## SOURCE MATERIAL:
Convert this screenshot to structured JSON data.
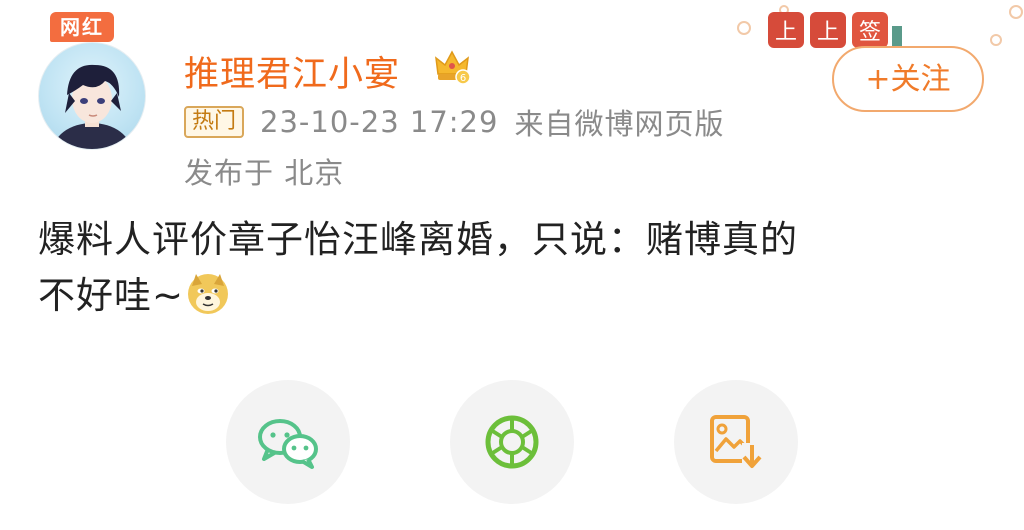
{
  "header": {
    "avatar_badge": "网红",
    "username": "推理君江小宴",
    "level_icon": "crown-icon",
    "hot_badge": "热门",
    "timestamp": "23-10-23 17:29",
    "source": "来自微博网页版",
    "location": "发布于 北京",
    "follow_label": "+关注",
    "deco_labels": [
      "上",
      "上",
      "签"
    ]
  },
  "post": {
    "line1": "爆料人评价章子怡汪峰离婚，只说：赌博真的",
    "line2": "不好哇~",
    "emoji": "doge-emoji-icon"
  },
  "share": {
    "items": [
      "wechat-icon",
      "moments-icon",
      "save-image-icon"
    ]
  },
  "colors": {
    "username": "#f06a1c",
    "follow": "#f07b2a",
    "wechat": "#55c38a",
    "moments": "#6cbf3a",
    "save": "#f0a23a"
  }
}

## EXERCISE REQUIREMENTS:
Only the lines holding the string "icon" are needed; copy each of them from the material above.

## THE ANSWER:
    "level_icon": "crown-icon",
    "emoji": "doge-emoji-icon"
      "wechat-icon",
      "moments-icon",
      "save-image-icon"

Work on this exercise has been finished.